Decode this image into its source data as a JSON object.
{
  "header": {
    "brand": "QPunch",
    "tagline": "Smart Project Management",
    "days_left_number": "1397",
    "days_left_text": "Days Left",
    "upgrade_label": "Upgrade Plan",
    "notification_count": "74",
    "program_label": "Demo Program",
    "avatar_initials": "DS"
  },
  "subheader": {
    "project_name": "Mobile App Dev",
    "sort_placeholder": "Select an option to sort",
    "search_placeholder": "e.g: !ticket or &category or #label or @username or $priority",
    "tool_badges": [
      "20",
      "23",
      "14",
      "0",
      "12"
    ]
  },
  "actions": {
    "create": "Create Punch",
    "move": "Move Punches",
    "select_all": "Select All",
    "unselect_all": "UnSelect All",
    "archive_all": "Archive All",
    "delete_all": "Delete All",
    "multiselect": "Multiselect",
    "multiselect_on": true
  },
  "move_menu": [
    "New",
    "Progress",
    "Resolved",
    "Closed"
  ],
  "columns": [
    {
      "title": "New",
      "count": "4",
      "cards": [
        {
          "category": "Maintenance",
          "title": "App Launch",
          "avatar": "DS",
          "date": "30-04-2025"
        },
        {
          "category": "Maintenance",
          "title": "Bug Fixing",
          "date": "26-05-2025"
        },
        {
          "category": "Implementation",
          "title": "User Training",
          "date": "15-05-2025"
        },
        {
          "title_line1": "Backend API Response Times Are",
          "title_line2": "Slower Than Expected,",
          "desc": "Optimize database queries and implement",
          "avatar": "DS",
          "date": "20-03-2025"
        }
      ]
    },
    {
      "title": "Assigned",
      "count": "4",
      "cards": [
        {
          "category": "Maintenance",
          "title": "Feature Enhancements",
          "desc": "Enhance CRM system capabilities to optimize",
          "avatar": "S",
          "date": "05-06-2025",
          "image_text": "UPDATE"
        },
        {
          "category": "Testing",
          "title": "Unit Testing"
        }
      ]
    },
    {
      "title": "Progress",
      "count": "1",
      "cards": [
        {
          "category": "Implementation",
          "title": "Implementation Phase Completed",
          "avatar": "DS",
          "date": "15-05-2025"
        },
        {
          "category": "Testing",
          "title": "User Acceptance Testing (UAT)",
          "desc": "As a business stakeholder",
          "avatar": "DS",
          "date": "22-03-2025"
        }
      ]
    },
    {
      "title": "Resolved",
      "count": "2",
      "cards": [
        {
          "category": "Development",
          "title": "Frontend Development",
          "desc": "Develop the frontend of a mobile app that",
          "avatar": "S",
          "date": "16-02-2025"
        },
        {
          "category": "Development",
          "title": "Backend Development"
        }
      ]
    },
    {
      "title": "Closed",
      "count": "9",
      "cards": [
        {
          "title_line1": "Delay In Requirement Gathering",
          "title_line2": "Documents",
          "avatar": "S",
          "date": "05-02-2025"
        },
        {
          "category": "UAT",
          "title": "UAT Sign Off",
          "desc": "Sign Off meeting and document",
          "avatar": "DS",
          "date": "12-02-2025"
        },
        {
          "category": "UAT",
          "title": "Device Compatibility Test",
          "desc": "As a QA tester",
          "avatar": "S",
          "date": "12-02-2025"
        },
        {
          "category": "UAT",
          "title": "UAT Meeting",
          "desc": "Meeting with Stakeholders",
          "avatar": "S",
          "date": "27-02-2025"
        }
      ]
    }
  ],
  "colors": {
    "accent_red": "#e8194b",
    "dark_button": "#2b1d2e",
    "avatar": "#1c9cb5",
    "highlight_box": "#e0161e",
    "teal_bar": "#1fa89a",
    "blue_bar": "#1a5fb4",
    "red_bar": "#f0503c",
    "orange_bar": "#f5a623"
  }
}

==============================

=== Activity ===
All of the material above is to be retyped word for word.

=== The answer ===
Decode this image into its source data as a JSON object.
{
  "header": {
    "brand": "QPunch",
    "tagline": "Smart Project Management",
    "days_left_number": "1397",
    "days_left_text": "Days Left",
    "upgrade_label": "Upgrade Plan",
    "notification_count": "74",
    "program_label": "Demo Program",
    "avatar_initials": "DS"
  },
  "subheader": {
    "project_name": "Mobile App Dev",
    "sort_placeholder": "Select an option to sort",
    "search_placeholder": "e.g: !ticket or &category or #label or @username or $priority",
    "tool_badges": [
      "20",
      "23",
      "14",
      "0",
      "12"
    ]
  },
  "actions": {
    "create": "Create Punch",
    "move": "Move Punches",
    "select_all": "Select All",
    "unselect_all": "UnSelect All",
    "archive_all": "Archive All",
    "delete_all": "Delete All",
    "multiselect": "Multiselect",
    "multiselect_on": true
  },
  "move_menu": [
    "New",
    "Progress",
    "Resolved",
    "Closed"
  ],
  "columns": [
    {
      "title": "New",
      "count": "4",
      "cards": [
        {
          "category": "Maintenance",
          "title": "App Launch",
          "avatar": "DS",
          "date": "30-04-2025"
        },
        {
          "category": "Maintenance",
          "title": "Bug Fixing",
          "date": "26-05-2025"
        },
        {
          "category": "Implementation",
          "title": "User Training",
          "date": "15-05-2025"
        },
        {
          "title_line1": "Backend API Response Times Are",
          "title_line2": "Slower Than Expected,",
          "desc": "Optimize database queries and implement",
          "avatar": "DS",
          "date": "20-03-2025"
        }
      ]
    },
    {
      "title": "Assigned",
      "count": "4",
      "cards": [
        {
          "category": "Maintenance",
          "title": "Feature Enhancements",
          "desc": "Enhance CRM system capabilities to optimize",
          "avatar": "S",
          "date": "05-06-2025",
          "image_text": "UPDATE"
        },
        {
          "category": "Testing",
          "title": "Unit Testing"
        }
      ]
    },
    {
      "title": "Progress",
      "count": "1",
      "cards": [
        {
          "category": "Implementation",
          "title": "Implementation Phase Completed",
          "avatar": "DS",
          "date": "15-05-2025"
        },
        {
          "category": "Testing",
          "title": "User Acceptance Testing (UAT)",
          "desc": "As a business stakeholder",
          "avatar": "DS",
          "date": "22-03-2025"
        }
      ]
    },
    {
      "title": "Resolved",
      "count": "2",
      "cards": [
        {
          "category": "Development",
          "title": "Frontend Development",
          "desc": "Develop the frontend of a mobile app that",
          "avatar": "S",
          "date": "16-02-2025"
        },
        {
          "category": "Development",
          "title": "Backend Development"
        }
      ]
    },
    {
      "title": "Closed",
      "count": "9",
      "cards": [
        {
          "title_line1": "Delay In Requirement Gathering",
          "title_line2": "Documents",
          "avatar": "S",
          "date": "05-02-2025"
        },
        {
          "category": "UAT",
          "title": "UAT Sign Off",
          "desc": "Sign Off meeting and document",
          "avatar": "DS",
          "date": "12-02-2025"
        },
        {
          "category": "UAT",
          "title": "Device Compatibility Test",
          "desc": "As a QA tester",
          "avatar": "S",
          "date": "12-02-2025"
        },
        {
          "category": "UAT",
          "title": "UAT Meeting",
          "desc": "Meeting with Stakeholders",
          "avatar": "S",
          "date": "27-02-2025"
        }
      ]
    }
  ],
  "colors": {
    "accent_red": "#e8194b",
    "dark_button": "#2b1d2e",
    "avatar": "#1c9cb5",
    "highlight_box": "#e0161e",
    "teal_bar": "#1fa89a",
    "blue_bar": "#1a5fb4",
    "red_bar": "#f0503c",
    "orange_bar": "#f5a623"
  }
}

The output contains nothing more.